By Robert Massey, YYCCM Team Member
As the semester swings into full gear, assignments get handed out, and events start pilling on top of one another, it can feel hard to fit it all in. And it may not be possible. But, if you stop and take some time to plan you may just realize you have more time than you thought to finish that assignment, take up a new hobby, or binge your favourite show.
So here are 8 ideas to help you get your semester under control and have more time to do what you love.
If you have a lot going on, setting aside specific time to do a task or complete a project is very important. And not just saying, I’ll get to that this afternoon, but going into your calendar and setting aside a couple of hours at a specific time.
Here’s one way of doing that. Every Sunday, sit down with your calendar (whether that’s a physical calendar on the wall or the one in your phone or both) and look at what you have due soon, what you are doing that week, what meetings you have, and what fun things you want to get up to. And then set aside time for each task during the week.
The psychology behind doing this is pretty evident. One, it helps you recognize what you have going on and what may be sipping through the cracks allowing you to keep on top of tasks and projects. Two, it allows you to stay focused during your set work periods, especially if you know you have something fun coming up after you have finished your study time or project work time. This will make you more productive during those times and less likely to stray off task. Three, it allows you to have fun when you aren’t working or studying. Too often we hear students complain about their lack of time, or how much work they have to do, and how they should stop talking and go study (I’m sure we’ve all done this). But this means that they are thinking about work or their project, allowing that task to take up more time and space in their lives and not focusing on the person in front of them or the enjoyable thing they are doing. It is taking away from their time to enjoy life.
Mute your Notifications
Those little bubbles that come up everywhere - on your phone, on the corner of your computer screen, in tabs on your browser - they are one of the single biggest distractions in life. And they drag your focus away from the task at hand. When you really want to buckle down and focus on something, mute everything! Nearly every notification we receive (unless you're in emergency services) can wait the half hour until you take your break.
It’s a Distraction Based Economy
In the same vein as muting your notifications, getting rid of distractions is important as well. The world we live in today strives to make money off your attention. It is a distraction-based economy. The more time that companies can get you to spend looking at your phone, scrolling feeds, looking at notifications, the better for their bottom line. And those little notifications that come up constantly are their way of subtly reminding you to go and check your feeds, see what your friends are doing, take just a few minutes of your time to do something they want you to do. Where is the harm in taking five minutes to do that? Except normally that five minutes turns into 20 or 30 and changes your mental focus from one of work to one of relaxation and it is hard to get back into ‘go mode’ again. Don’t let companies distract you from what needs to be done.

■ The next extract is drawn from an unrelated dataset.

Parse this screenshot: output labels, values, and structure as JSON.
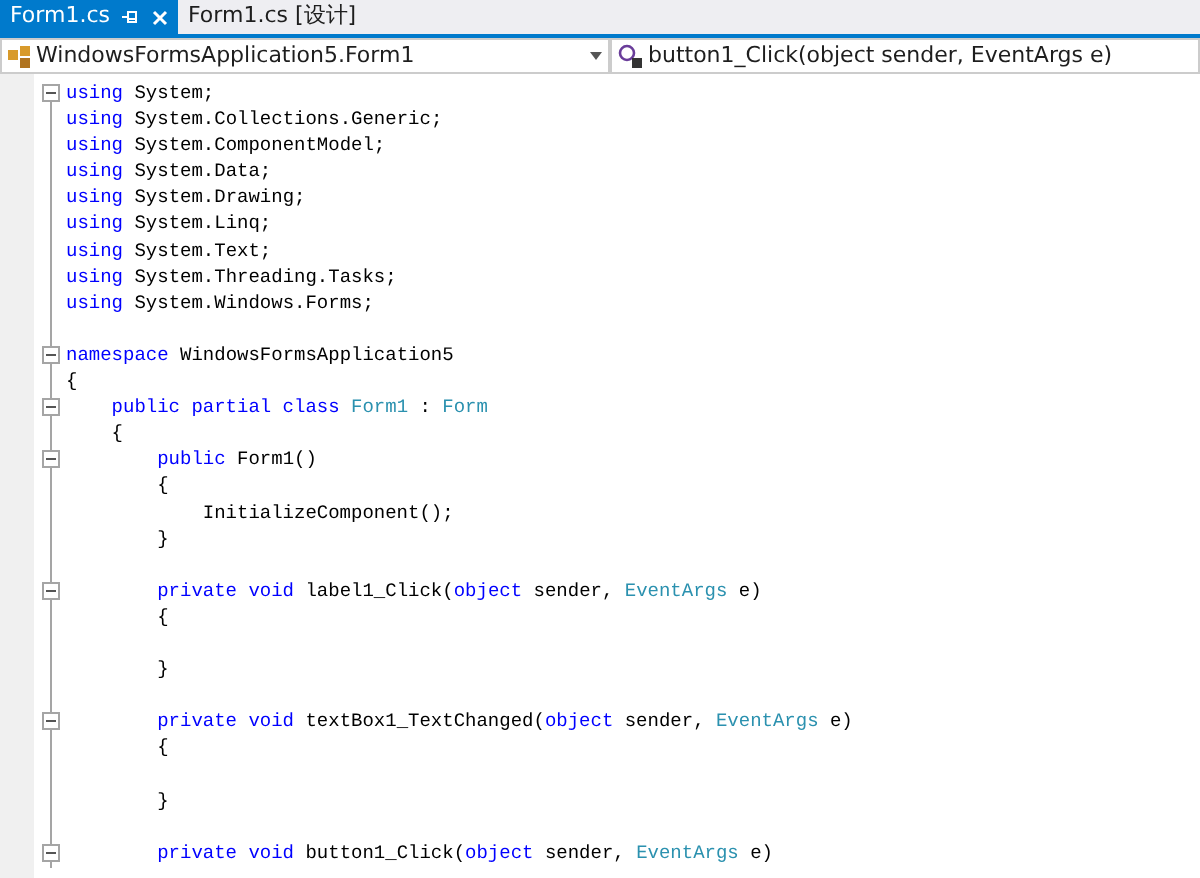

Close Netflix (or Stop Multitasking)
Multitasking seems like a good idea because you can pretend that you’re working twice as hard. After all, you’re doing two things at once! But, multitasking doesn’t lead to better work, it leads to the same work taking four times longer than if you just worked on one thing at a time. This is especially true if you are attempting to watch a tv show while working on a project. So close the Netflix tabs, your work and marks will thank you for it.

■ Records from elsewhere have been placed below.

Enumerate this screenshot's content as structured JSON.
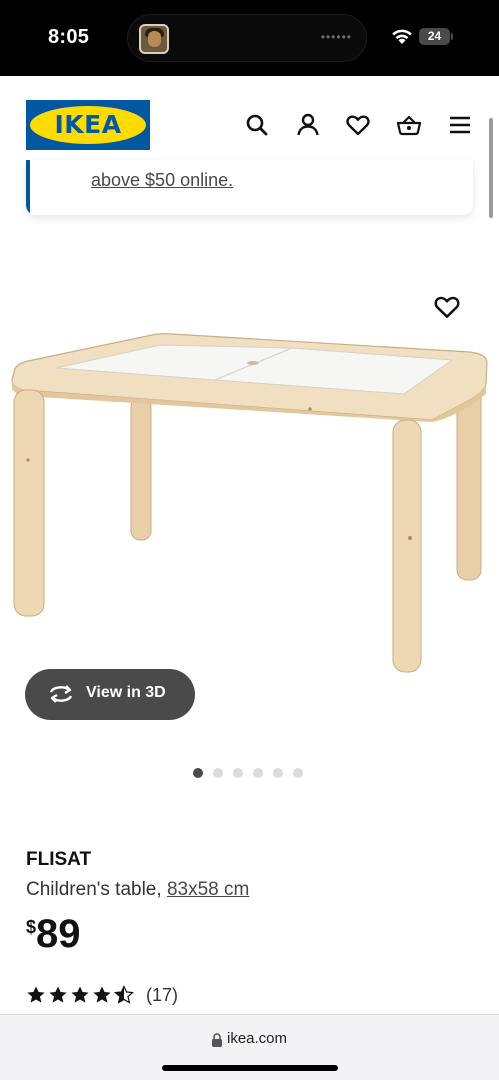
{
  "status_bar": {
    "time": "8:05",
    "battery": "24",
    "icons": [
      "wifi-icon",
      "battery-icon"
    ]
  },
  "header": {
    "logo_text": "IKEA",
    "icons": [
      "search-icon",
      "account-icon",
      "heart-icon",
      "basket-icon",
      "menu-icon"
    ]
  },
  "banner": {
    "text": "above $50 online."
  },
  "product": {
    "name": "FLISAT",
    "description": "Children's table, ",
    "size_link": "83x58 cm",
    "currency": "$",
    "price": "89",
    "rating_value": 4.5,
    "rating_count": "(17)",
    "view3d_label": "View in 3D",
    "image_count": 6,
    "active_image": 1
  },
  "browser": {
    "url": "ikea.com"
  },
  "colors": {
    "brand_blue": "#0058a3",
    "brand_yellow": "#ffdb00",
    "pill_bg": "#4a4a4a"
  }
}
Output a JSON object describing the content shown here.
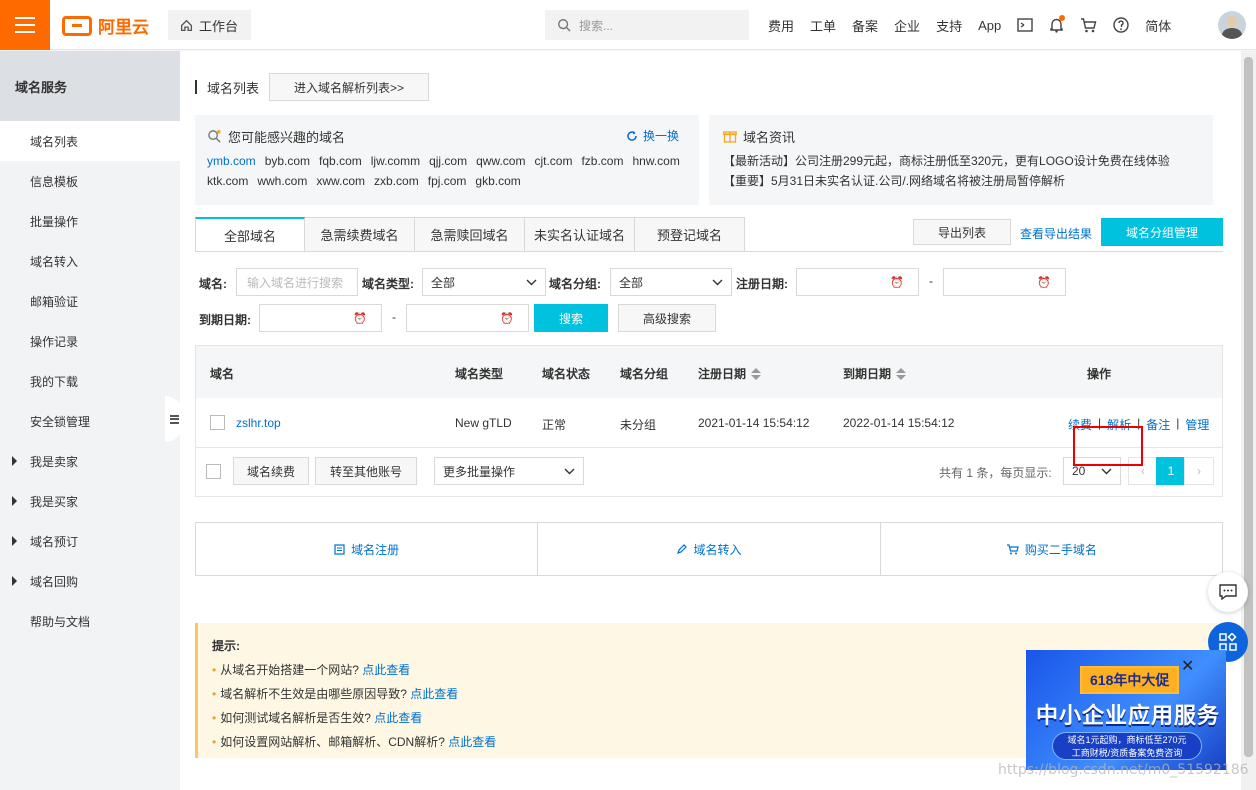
{
  "topbar": {
    "logo_text": "阿里云",
    "workbench": "工作台",
    "search_placeholder": "搜索...",
    "nav": [
      "费用",
      "工单",
      "备案",
      "企业",
      "支持",
      "App"
    ],
    "lang": "简体"
  },
  "sidebar": {
    "title": "域名服务",
    "items": [
      {
        "label": "域名列表",
        "active": true
      },
      {
        "label": "信息模板"
      },
      {
        "label": "批量操作"
      },
      {
        "label": "域名转入"
      },
      {
        "label": "邮箱验证"
      },
      {
        "label": "操作记录"
      },
      {
        "label": "我的下载"
      },
      {
        "label": "安全锁管理"
      },
      {
        "label": "我是卖家",
        "expandable": true
      },
      {
        "label": "我是买家",
        "expandable": true
      },
      {
        "label": "域名预订",
        "expandable": true
      },
      {
        "label": "域名回购",
        "expandable": true
      },
      {
        "label": "帮助与文档"
      }
    ]
  },
  "page": {
    "title": "域名列表",
    "enter_dns": "进入域名解析列表>>"
  },
  "recommend": {
    "title": "您可能感兴趣的域名",
    "refresh": "换一换",
    "domains": [
      "ymb.com",
      "byb.com",
      "fqb.com",
      "ljw.comm",
      "qjj.com",
      "qww.com",
      "cjt.com",
      "fzb.com",
      "hnw.com",
      "ktk.com",
      "wwh.com",
      "xww.com",
      "zxb.com",
      "fpj.com",
      "gkb.com"
    ]
  },
  "news": {
    "title": "域名资讯",
    "lines": [
      "【最新活动】公司注册299元起，商标注册低至320元，更有LOGO设计免费在线体验",
      "【重要】5月31日未实名认证.公司/.网络域名将被注册局暂停解析"
    ]
  },
  "tabs": [
    "全部域名",
    "急需续费域名",
    "急需赎回域名",
    "未实名认证域名",
    "预登记域名"
  ],
  "actions": {
    "export": "导出列表",
    "view_export": "查看导出结果",
    "group_manage": "域名分组管理"
  },
  "filters": {
    "domain_label": "域名:",
    "domain_placeholder": "输入域名进行搜索",
    "type_label": "域名类型:",
    "type_value": "全部",
    "group_label": "域名分组:",
    "group_value": "全部",
    "reg_date_label": "注册日期:",
    "exp_date_label": "到期日期:",
    "dash": "-",
    "search": "搜索",
    "advanced": "高级搜索"
  },
  "table": {
    "headers": {
      "domain": "域名",
      "type": "域名类型",
      "status": "域名状态",
      "group": "域名分组",
      "reg_date": "注册日期",
      "exp_date": "到期日期",
      "ops": "操作"
    },
    "rows": [
      {
        "domain": "zslhr.top",
        "type": "New gTLD",
        "status": "正常",
        "group": "未分组",
        "reg_date": "2021-01-14 15:54:12",
        "exp_date": "2022-01-14 15:54:12",
        "ops": [
          "续费",
          "解析",
          "备注",
          "管理"
        ]
      }
    ],
    "sep": "|"
  },
  "footer": {
    "renew": "域名续费",
    "transfer": "转至其他账号",
    "more_ops": "更多批量操作",
    "total_text": "共有 1 条，每页显示:",
    "page_size": "20",
    "current_page": "1",
    "prev": "‹",
    "next": "›"
  },
  "shortcuts": [
    "域名注册",
    "域名转入",
    "购买二手域名"
  ],
  "tips": {
    "title": "提示:",
    "items": [
      {
        "text": "从域名开始搭建一个网站?",
        "link": "点此查看"
      },
      {
        "text": "域名解析不生效是由哪些原因导致?",
        "link": "点此查看"
      },
      {
        "text": "如何测试域名解析是否生效?",
        "link": "点此查看"
      },
      {
        "text": "如何设置网站解析、邮箱解析、CDN解析?",
        "link": "点此查看"
      }
    ]
  },
  "ad": {
    "tag": "618年中大促",
    "headline": "中小企业应用服务",
    "line1": "域名1元起购，商标低至270元",
    "line2": "工商财税/资质备案免费咨询",
    "close": "✕"
  },
  "watermark": "https://blog.csdn.net/m0_51592186",
  "colors": {
    "brand": "#ff6a00",
    "primary": "#00c1de",
    "link": "#0070cc",
    "highlight": "#ee0000"
  }
}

Use one Notebook for Each Class
If you’re like me and learn things better by writing them down (or the class doesn’t jive while with taking computer-driven notes), then this one should help you. Keep a different notebook for each class. This will do a couple of things for your time management. Taking out a specific notebook that ties into a certain class can help signal to your brain that it is time to think about chemistry, art history, the music of AC/DC or whatever class you are sitting in. This will help you to focus on that subject matter and recall information faster, which will make getting things done faster. It will also help keep you far more organized, and when you are looking for that specific note will prevent you from scrolling through hundreds of other classes and pages of information.

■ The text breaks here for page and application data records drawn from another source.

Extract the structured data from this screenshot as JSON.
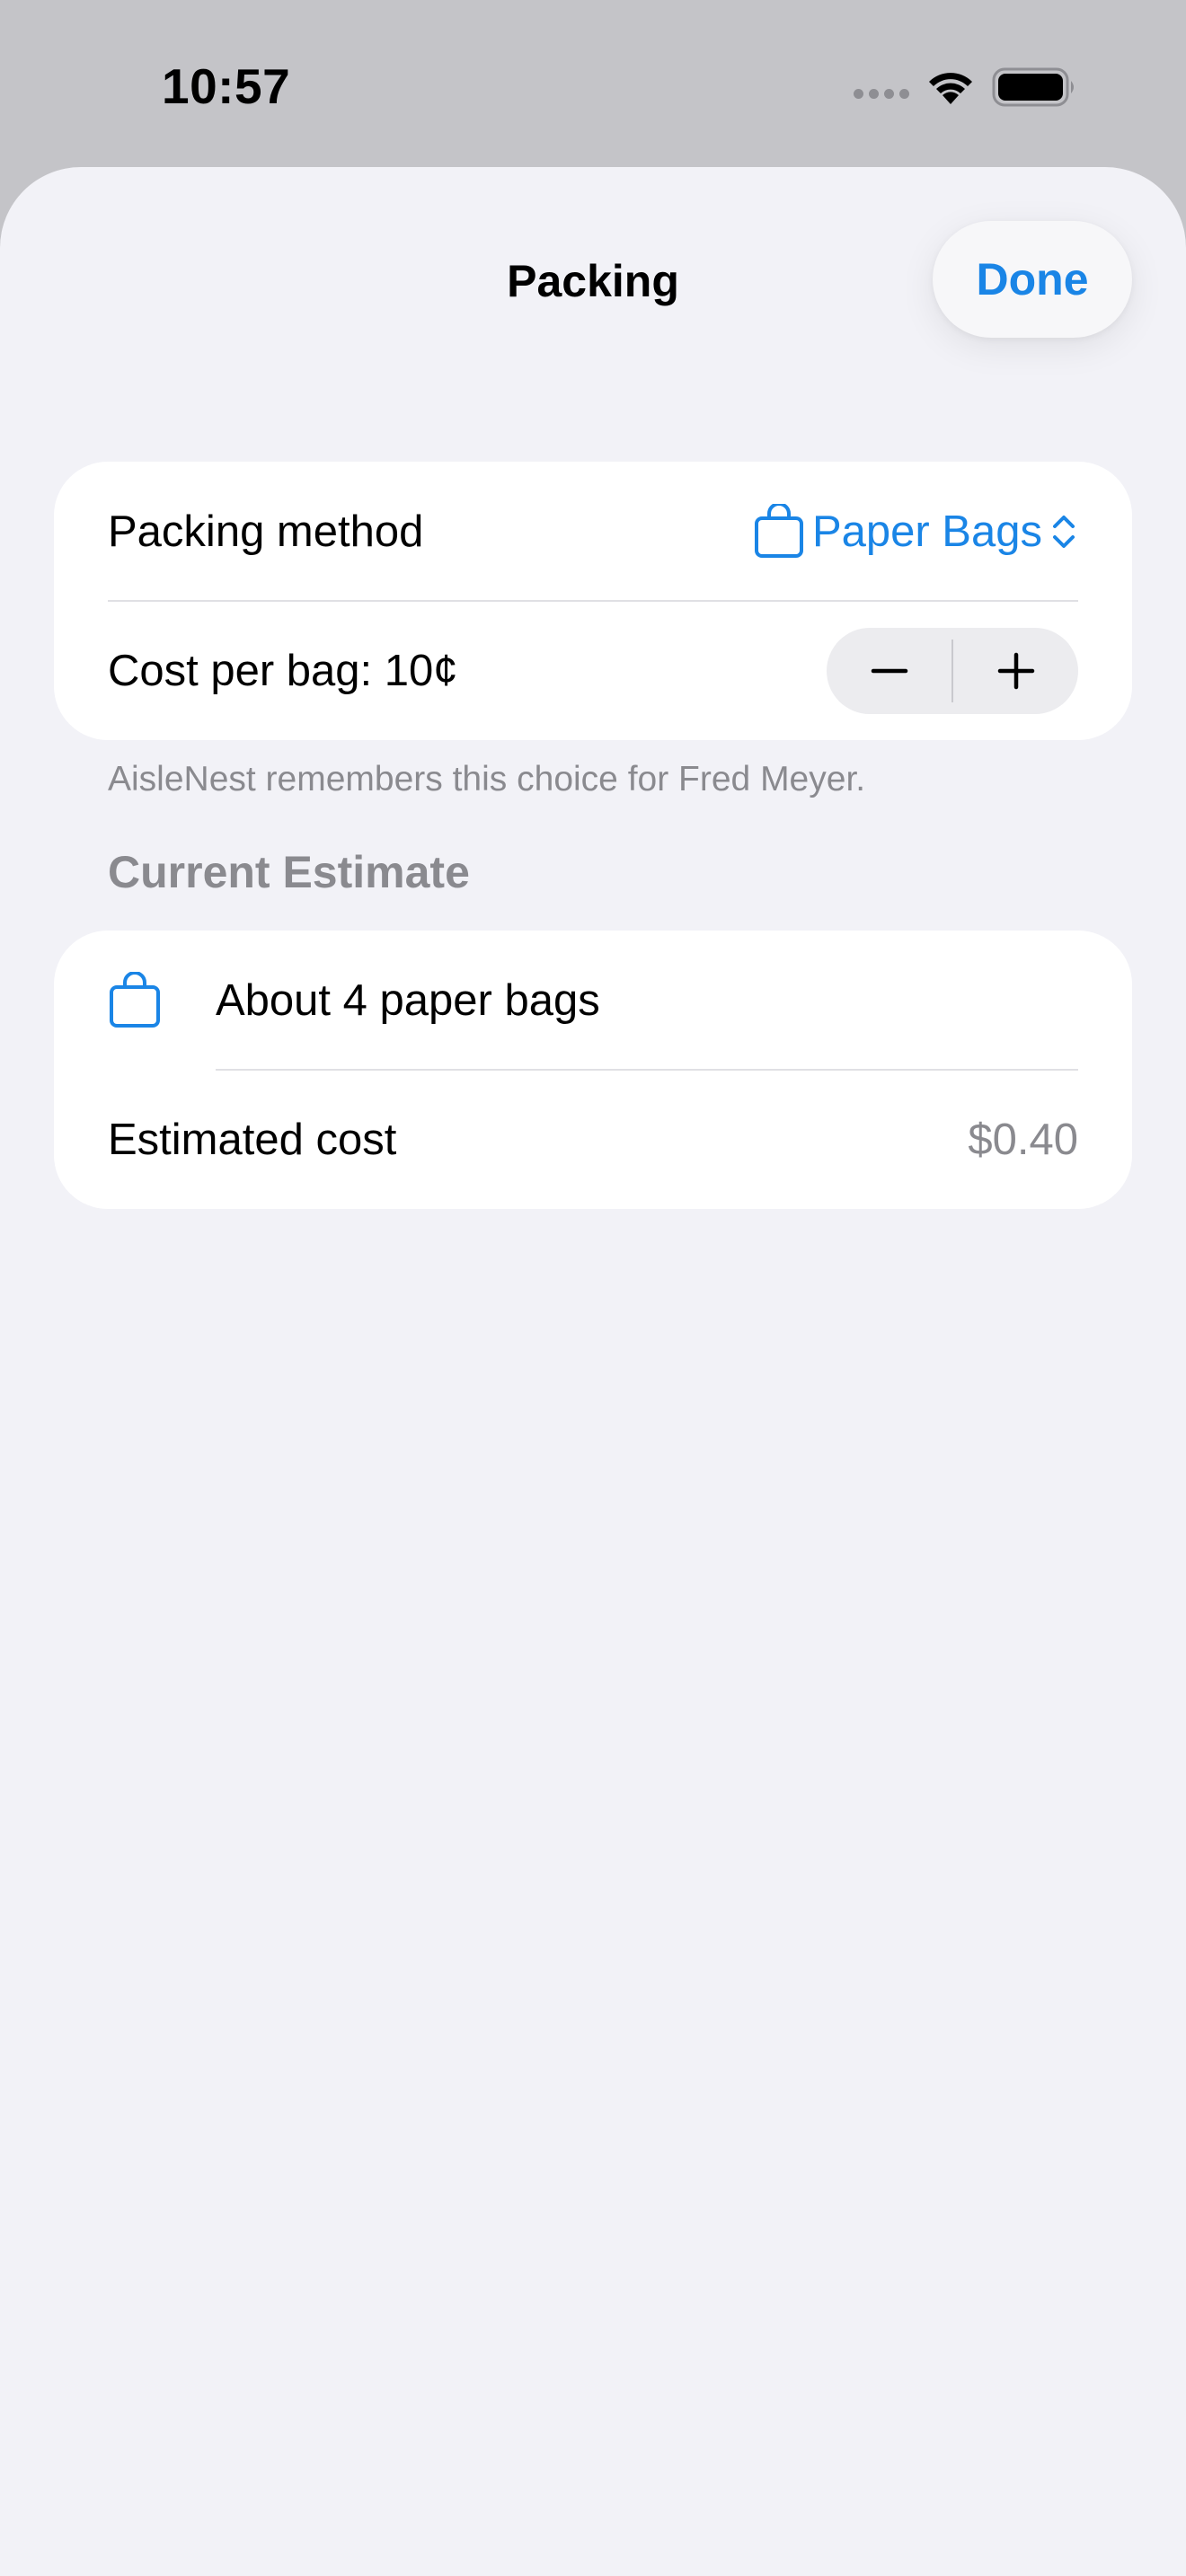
{
  "status_bar": {
    "time": "10:57",
    "icons": [
      "cellular-signal-icon",
      "wifi-icon",
      "battery-icon"
    ]
  },
  "sheet": {
    "title": "Packing",
    "done_label": "Done"
  },
  "packing_card": {
    "method_label": "Packing method",
    "method_value": "Paper Bags",
    "cost_label": "Cost per bag: 10¢"
  },
  "footnote": "AisleNest remembers this choice for Fred Meyer.",
  "estimate": {
    "header": "Current Estimate",
    "bag_count_label": "About 4 paper bags",
    "cost_label": "Estimated cost",
    "cost_value": "$0.40"
  },
  "colors": {
    "accent": "#1a85e6",
    "background": "#f2f2f7",
    "secondary_text": "#8a8a8f"
  }
}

Break Down Big Tasks into Smaller Tasks
Sitting and thinking about a 20-page research paper on Handle’s Messiah can be a daunting task (even for those who enjoy Handle’s music). It can seem overwhelming before you even begin, making it more likely you will procrastinate doing it. Instead of thinking about it as one big project, think about it as a list of smaller, easy to accomplish tasks that will lead to accomplishing your bigger goal.
Try Bullet Journaling
People all over the world swear by this method of organization. It may work for you, so check out the idea behind it.
Learn to Say No
Sometimes the simplest thing you can do for your time management is simply to say no every once in a while. This can be hard to do when you have demands coming on you from every side, but it could be the most healthy thing you do for your self. Say no to tasks that you don’t have time for, that you know are going to take up large amounts of time, or are simply things you don’t want to do (and that you don’t have to do, because there are lots of things in work that I don’t want to do but have to do).
So, where you can say no. Be respectful to yourself, your time, and your mental health. Leave yourself some space to breathe.